▶ [What is expected]: The required lines are those that contain "desc"; pull them out of the data and copy them.

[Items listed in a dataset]
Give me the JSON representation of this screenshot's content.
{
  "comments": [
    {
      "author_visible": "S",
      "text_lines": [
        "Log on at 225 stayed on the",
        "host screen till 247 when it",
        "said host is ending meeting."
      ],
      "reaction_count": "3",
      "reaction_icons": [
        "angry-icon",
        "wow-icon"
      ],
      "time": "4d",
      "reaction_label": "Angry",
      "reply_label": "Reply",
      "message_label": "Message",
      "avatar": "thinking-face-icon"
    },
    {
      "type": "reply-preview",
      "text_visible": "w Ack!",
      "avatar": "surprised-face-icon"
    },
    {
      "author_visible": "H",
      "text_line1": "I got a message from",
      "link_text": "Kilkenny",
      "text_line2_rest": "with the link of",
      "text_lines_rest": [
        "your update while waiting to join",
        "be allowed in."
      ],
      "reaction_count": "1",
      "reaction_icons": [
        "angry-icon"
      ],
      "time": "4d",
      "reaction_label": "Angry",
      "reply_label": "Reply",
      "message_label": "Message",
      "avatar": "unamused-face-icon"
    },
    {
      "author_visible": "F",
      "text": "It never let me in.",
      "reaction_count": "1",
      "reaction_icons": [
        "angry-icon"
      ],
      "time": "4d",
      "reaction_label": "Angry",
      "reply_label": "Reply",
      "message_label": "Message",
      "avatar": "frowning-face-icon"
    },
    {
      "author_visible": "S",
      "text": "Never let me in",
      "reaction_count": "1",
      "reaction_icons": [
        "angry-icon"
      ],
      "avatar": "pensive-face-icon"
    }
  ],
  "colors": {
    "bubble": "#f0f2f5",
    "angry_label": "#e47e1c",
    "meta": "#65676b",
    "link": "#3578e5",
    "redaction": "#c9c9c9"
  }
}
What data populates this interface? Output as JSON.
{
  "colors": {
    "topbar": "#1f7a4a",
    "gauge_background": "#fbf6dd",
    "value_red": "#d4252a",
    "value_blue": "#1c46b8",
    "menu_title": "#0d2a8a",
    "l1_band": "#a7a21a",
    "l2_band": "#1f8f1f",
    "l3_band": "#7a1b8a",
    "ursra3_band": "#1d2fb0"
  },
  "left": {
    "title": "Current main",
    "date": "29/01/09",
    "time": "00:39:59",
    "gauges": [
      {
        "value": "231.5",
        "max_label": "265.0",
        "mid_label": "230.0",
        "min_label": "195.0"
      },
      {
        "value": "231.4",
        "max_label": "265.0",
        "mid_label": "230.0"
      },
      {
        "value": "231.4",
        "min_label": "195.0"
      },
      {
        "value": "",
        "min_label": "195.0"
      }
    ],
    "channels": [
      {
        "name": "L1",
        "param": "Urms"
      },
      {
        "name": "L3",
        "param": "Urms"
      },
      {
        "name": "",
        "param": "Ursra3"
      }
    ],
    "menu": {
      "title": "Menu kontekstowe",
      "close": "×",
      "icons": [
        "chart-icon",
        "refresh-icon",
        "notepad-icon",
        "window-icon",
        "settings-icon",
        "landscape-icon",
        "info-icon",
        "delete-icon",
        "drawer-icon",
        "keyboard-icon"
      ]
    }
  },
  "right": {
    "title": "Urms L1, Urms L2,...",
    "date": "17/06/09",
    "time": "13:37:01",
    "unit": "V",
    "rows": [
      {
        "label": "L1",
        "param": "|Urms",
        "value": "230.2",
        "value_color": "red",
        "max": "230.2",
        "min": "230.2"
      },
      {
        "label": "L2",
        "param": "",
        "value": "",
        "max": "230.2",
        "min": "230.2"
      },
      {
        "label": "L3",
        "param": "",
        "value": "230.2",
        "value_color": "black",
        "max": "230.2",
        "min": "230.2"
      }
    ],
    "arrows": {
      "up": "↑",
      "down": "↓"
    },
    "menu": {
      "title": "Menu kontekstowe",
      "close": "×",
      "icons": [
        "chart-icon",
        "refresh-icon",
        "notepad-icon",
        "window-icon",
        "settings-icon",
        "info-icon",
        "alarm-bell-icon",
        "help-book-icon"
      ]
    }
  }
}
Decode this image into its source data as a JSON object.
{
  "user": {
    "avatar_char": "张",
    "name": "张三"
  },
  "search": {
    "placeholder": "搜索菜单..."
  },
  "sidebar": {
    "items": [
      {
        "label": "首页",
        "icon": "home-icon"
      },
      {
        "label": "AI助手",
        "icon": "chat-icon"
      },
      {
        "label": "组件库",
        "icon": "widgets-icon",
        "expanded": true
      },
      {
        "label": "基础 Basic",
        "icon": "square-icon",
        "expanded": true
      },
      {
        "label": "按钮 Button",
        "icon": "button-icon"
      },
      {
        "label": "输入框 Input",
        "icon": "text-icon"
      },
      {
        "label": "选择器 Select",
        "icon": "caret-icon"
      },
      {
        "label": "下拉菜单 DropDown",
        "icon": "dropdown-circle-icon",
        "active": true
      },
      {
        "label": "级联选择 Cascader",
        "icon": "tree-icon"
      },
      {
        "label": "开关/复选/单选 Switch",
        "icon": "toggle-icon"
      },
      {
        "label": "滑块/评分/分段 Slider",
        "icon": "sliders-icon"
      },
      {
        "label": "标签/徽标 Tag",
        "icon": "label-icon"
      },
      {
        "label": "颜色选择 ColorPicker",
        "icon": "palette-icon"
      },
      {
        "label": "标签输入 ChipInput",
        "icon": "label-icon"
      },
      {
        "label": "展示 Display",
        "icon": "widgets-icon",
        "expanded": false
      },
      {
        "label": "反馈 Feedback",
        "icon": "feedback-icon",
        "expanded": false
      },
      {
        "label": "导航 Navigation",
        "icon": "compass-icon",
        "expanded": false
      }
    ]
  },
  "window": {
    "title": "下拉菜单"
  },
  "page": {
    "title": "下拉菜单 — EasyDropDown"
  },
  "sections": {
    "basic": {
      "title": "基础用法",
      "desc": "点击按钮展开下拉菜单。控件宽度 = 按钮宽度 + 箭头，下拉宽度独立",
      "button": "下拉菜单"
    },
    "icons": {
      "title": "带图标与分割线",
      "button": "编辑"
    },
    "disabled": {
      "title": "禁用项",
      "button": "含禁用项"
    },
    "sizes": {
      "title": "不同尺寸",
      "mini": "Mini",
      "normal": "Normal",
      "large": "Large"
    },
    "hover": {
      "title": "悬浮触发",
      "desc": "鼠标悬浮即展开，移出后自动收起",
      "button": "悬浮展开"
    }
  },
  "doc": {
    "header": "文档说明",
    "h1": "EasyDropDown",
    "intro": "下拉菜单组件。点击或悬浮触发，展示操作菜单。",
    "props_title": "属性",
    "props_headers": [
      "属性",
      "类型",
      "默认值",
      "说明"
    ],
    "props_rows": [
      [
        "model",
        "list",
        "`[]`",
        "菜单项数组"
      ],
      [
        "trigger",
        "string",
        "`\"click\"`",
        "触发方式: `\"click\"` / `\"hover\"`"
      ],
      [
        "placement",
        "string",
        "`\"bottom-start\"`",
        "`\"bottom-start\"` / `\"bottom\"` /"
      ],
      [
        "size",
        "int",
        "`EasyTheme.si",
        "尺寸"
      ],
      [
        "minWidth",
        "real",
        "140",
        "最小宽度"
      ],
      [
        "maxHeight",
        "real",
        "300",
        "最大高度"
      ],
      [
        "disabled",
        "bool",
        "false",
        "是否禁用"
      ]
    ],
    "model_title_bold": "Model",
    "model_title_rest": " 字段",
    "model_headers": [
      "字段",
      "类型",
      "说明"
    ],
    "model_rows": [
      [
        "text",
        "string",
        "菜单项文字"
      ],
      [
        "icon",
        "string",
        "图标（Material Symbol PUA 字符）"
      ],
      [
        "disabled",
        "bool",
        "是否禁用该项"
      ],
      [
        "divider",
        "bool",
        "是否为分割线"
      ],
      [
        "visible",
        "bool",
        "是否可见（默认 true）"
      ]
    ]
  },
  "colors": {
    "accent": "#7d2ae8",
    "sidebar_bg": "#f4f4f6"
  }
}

▶ [Your response]:
      "desc": "点击按钮展开下拉菜单。控件宽度 = 按钮宽度 + 箭头，下拉宽度独立",
      "desc": "鼠标悬浮即展开，移出后自动收起",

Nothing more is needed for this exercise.